He did find that, as with Kayavak, once the “no” behavior had been learned, the animals were fairly discriminating in when they used it. They might offer “no” instead of doing a cued behavior if the cued behavior was difficult, uncomfortable, or unknown. They also might offer it after an error.
Despite his success, he’s not sure you should use it with all animals. Usually if an animal is trained with positive reinforcement, it already has lots of ways to say “no,” so it’s not necessary to teach another one. It may be more useful to work on your own training or observation skills so you notice the first signs of frustration and can adjust before the animal reaches the point where it needs to say “no.”
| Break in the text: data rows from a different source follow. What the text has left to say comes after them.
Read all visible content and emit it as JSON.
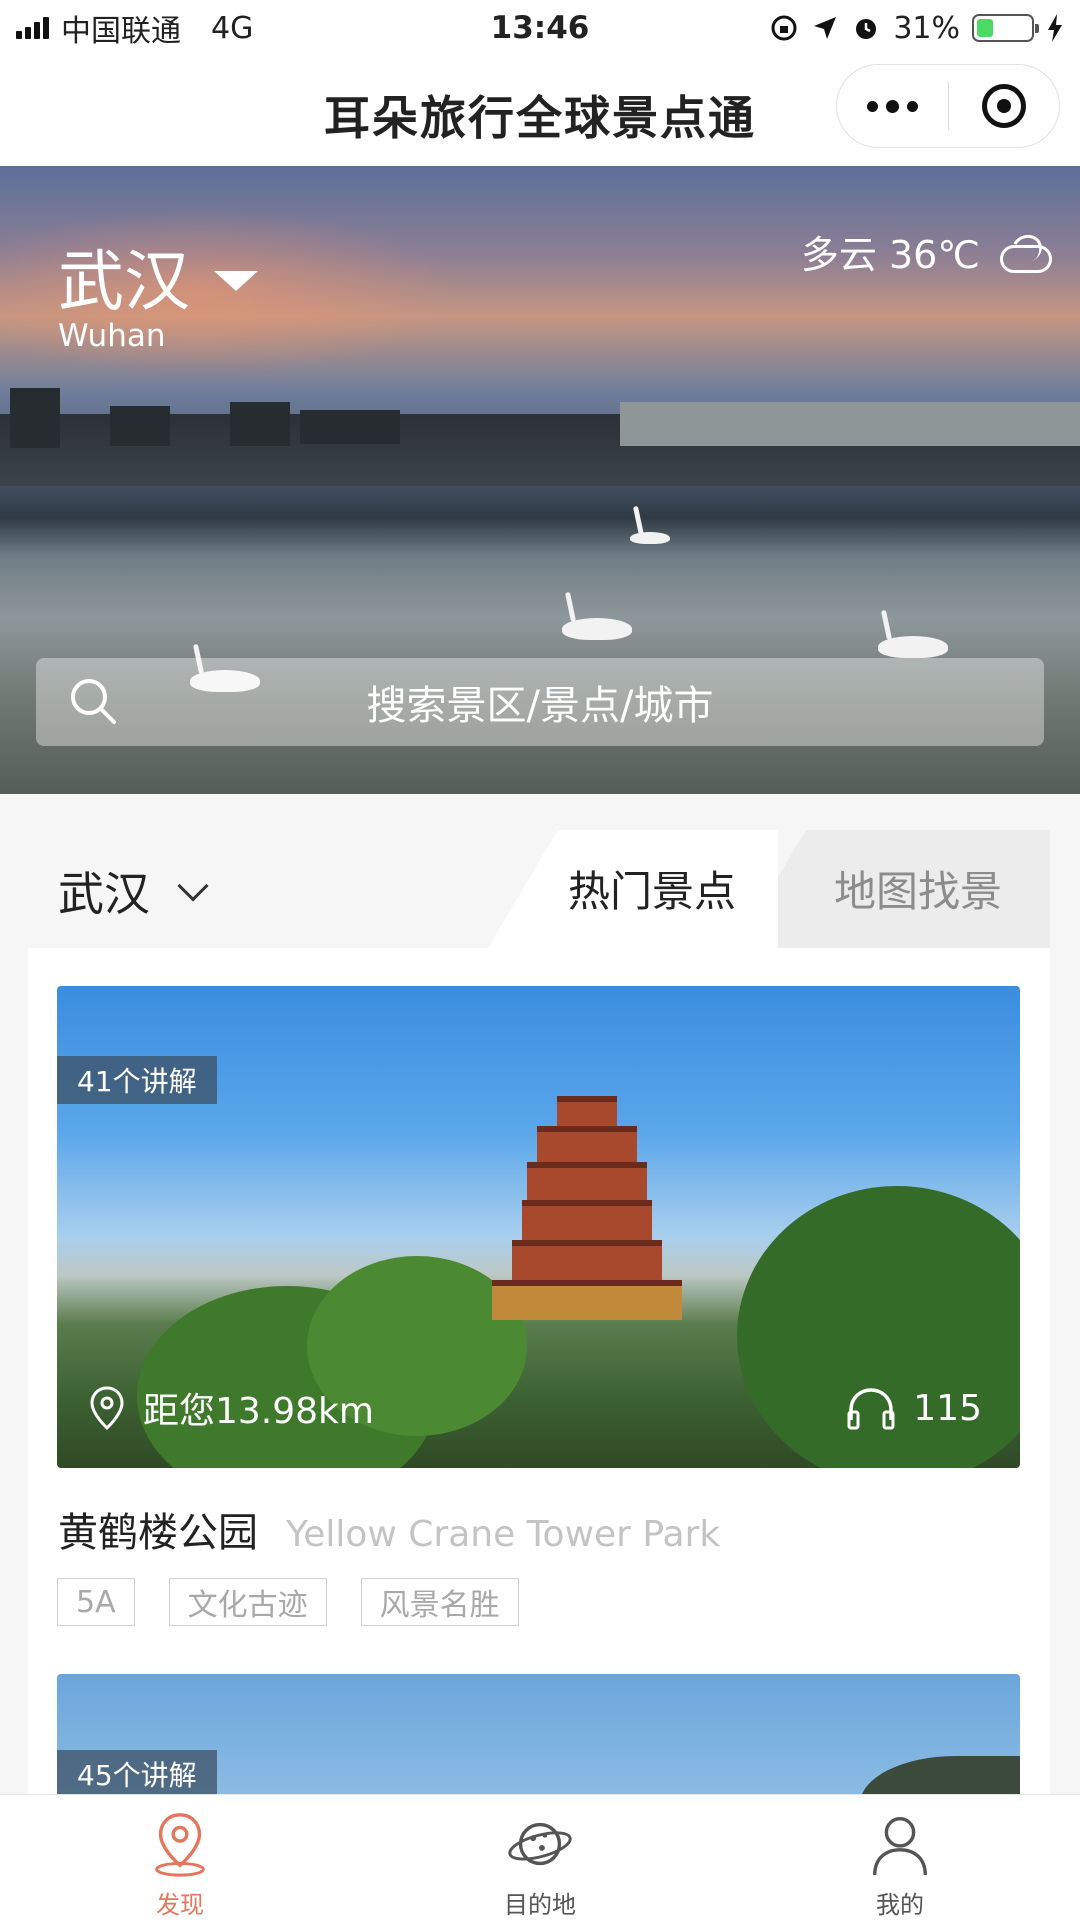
{
  "status_bar": {
    "carrier": "中国联通",
    "network": "4G",
    "time": "13:46",
    "battery_percent": "31%",
    "battery_level": 0.31
  },
  "nav": {
    "title": "耳朵旅行全球景点通"
  },
  "hero": {
    "city": "武汉",
    "city_en": "Wuhan",
    "weather": "多云 36℃",
    "search_placeholder": "搜索景区/景点/城市"
  },
  "filter": {
    "city": "武汉",
    "tabs": [
      {
        "label": "热门景点",
        "active": true
      },
      {
        "label": "地图找景",
        "active": false
      }
    ]
  },
  "cards": [
    {
      "badge": "41个讲解",
      "distance": "距您13.98km",
      "listens": "115",
      "name_zh": "黄鹤楼公园",
      "name_en": "Yellow Crane Tower Park",
      "tags": [
        "5A",
        "文化古迹",
        "风景名胜"
      ]
    },
    {
      "badge": "45个讲解"
    }
  ],
  "tabbar": {
    "items": [
      {
        "label": "发现",
        "icon": "location-pin-icon",
        "active": true
      },
      {
        "label": "目的地",
        "icon": "planet-icon",
        "active": false
      },
      {
        "label": "我的",
        "icon": "user-icon",
        "active": false
      }
    ]
  },
  "colors": {
    "accent": "#e4765d",
    "battery": "#4cd964",
    "tag_border": "#d2d2d2"
  }
}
There may also be difficulties if you teach it too early because the animal might get “stuck” on that behavior. This point made me think of Jesus and his comments about the danger of having a limited repertoire. Ken thinks it’s better to teach the animal a larger repertoire and then add a “no” behavior if needed, either because the relationship has broken down, or the animal has lost confidence. If you do teach a “no” behavior, it’s important to choose an appropriate one, either one that is useful or is a starting point for other behaviors.
I enjoy Ken’s presentations because he always has the coolest projects and approaches them with a great blend of practical and scientific knowledge. At some point in his presentation, he mentioned that the “no” project brought together a lot of scientific principles, including matching law, contra-freeloading, Premack, and others. But he also said that he used what he had learned from observing other trainers, or observing the animals themselves. I think this project was a great example of how we can give animals more choices as long as we have a well thought out plan and are willing to take the time to see it through.
This is the last of the articles I am planning on writing on the ASAT conference. I have lots of ideas for what to do with what I learned from the conference, and may blog about some of my own training later this summer. In the meantime, I hope something in these articles has caught your attention and inspired you to go out and try something new. I want to end by thanking all the speakers for their permission to share my notes. I also want to thank all the ORCA students who work hard to put to plan and run the conference. They are already busy planning the conference for next year and it will take place on March 24-25, 2018 in Irving, Texas.